-- Assignment --
Copy out each line of the material in which the word "What" appears.
[Data to examine Boundary: Start]
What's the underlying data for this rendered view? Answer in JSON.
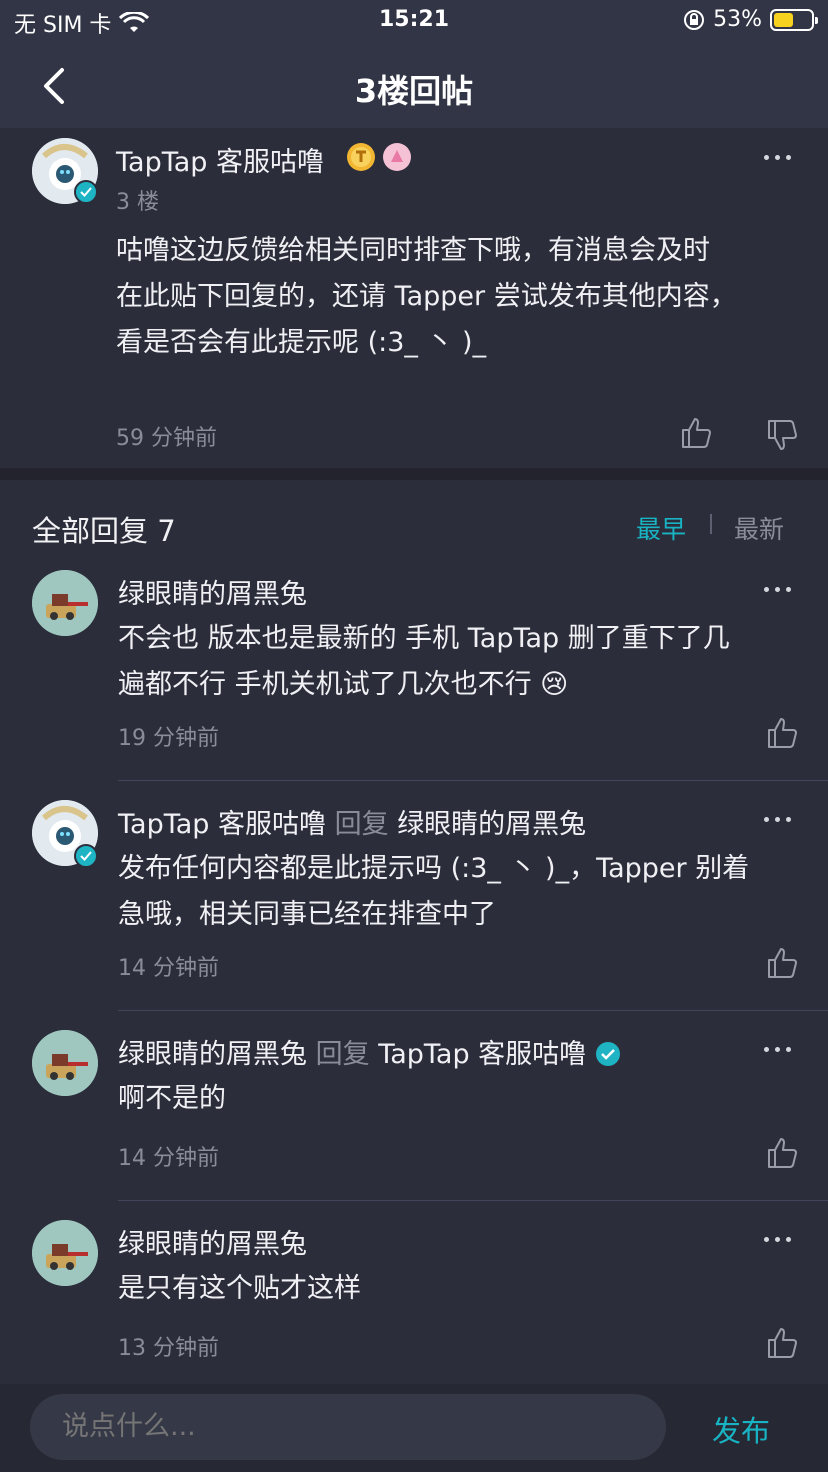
{
  "status_bar": {
    "carrier": "无 SIM 卡",
    "time": "15:21",
    "battery": "53%",
    "battery_level": 0.53
  },
  "nav": {
    "title": "3楼回帖"
  },
  "main_post": {
    "username": "TapTap 客服咕噜",
    "floor": "3 楼",
    "content_lines": [
      "咕噜这边反馈给相关同时排查下哦，有消息会及时",
      "在此贴下回复的，还请 Tapper 尝试发布其他内容，",
      "看是否会有此提示呢 (:3_ 丶 )_"
    ],
    "time": "59 分钟前"
  },
  "replies_header": {
    "title": "全部回复 7",
    "sort_early": "最早",
    "sort_new": "最新"
  },
  "replies": [
    {
      "username": "绿眼睛的屑黑兔",
      "reply_word": "",
      "reply_to": "",
      "content_lines": [
        "不会也 版本也是最新的 手机 TapTap 删了重下了几",
        "遍都不行 手机关机试了几次也不行 😢"
      ],
      "time": "19 分钟前"
    },
    {
      "username": "TapTap 客服咕噜",
      "reply_word": "回复",
      "reply_to": "绿眼睛的屑黑兔",
      "content_lines": [
        "发布任何内容都是此提示吗 (:3_ 丶 )_，Tapper 别着",
        "急哦，相关同事已经在排查中了"
      ],
      "time": "14 分钟前"
    },
    {
      "username": "绿眼睛的屑黑兔",
      "reply_word": "回复",
      "reply_to": "TapTap 客服咕噜",
      "content_lines": [
        "啊不是的"
      ],
      "time": "14 分钟前"
    },
    {
      "username": "绿眼睛的屑黑兔",
      "reply_word": "",
      "reply_to": "",
      "content_lines": [
        "是只有这个贴才这样"
      ],
      "time": "13 分钟前"
    }
  ],
  "bottom_bar": {
    "placeholder": "说点什么...",
    "post_label": "发布"
  },
  "colors": {
    "accent": "#18b4c4",
    "background": "#2b2d3a",
    "header": "#323545"
  }
}
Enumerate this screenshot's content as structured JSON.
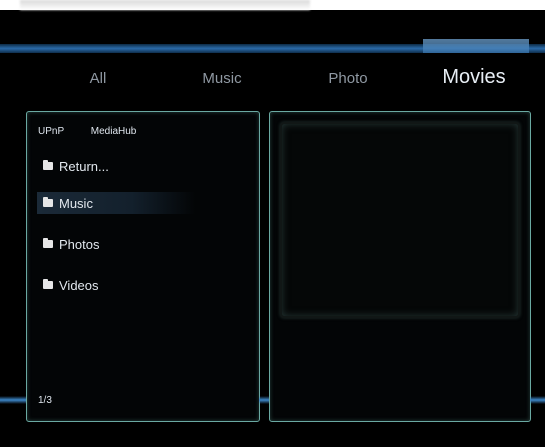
{
  "tabs": [
    {
      "label": "All",
      "active": false
    },
    {
      "label": "Music",
      "active": false
    },
    {
      "label": "Photo",
      "active": false
    },
    {
      "label": "Movies",
      "active": true
    }
  ],
  "browser": {
    "source": "UPnP",
    "server": "MediaHub",
    "items": [
      {
        "label": "Return...",
        "icon": "folder-icon",
        "selected": false
      },
      {
        "label": "Music",
        "icon": "folder-icon",
        "selected": true
      },
      {
        "label": "Photos",
        "icon": "folder-icon",
        "selected": false
      },
      {
        "label": "Videos",
        "icon": "folder-icon",
        "selected": false
      }
    ],
    "page": "1/3"
  },
  "colors": {
    "accent_blue": "#2a6aa8",
    "panel_border": "#6aa9a2",
    "background": "#000000"
  }
}
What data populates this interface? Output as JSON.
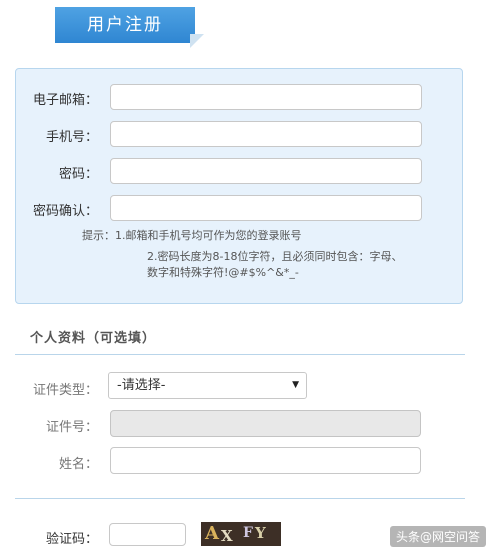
{
  "header": {
    "title": "用户注册"
  },
  "account": {
    "email_label": "电子邮箱：",
    "phone_label": "手机号：",
    "password_label": "密码：",
    "confirm_label": "密码确认：",
    "email_value": "",
    "phone_value": "",
    "password_value": "",
    "confirm_value": "",
    "hint_1": "提示：1.邮箱和手机号均可作为您的登录账号",
    "hint_2a": "2.密码长度为8-18位字符，且必须同时包含：字母、",
    "hint_2b": "数字和特殊字符!@#$%^&*_-"
  },
  "profile": {
    "section_title": "个人资料（可选填）",
    "id_type_label": "证件类型：",
    "id_type_selected": "-请选择-",
    "id_number_label": "证件号：",
    "name_label": "姓名：",
    "id_number_value": "",
    "name_value": ""
  },
  "captcha": {
    "label": "验证码：",
    "value": "",
    "image_text": "AX FY"
  },
  "watermark": {
    "text": "头条@网空问答"
  },
  "colors": {
    "accent": "#3a8fd8",
    "panel_bg": "#e7f2fc",
    "panel_border": "#b7d6ee"
  }
}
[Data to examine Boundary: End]
-- Completed exercise --
What's the underlying data for this rendered view? Answer in JSON.
What data populates this interface? Output as JSON.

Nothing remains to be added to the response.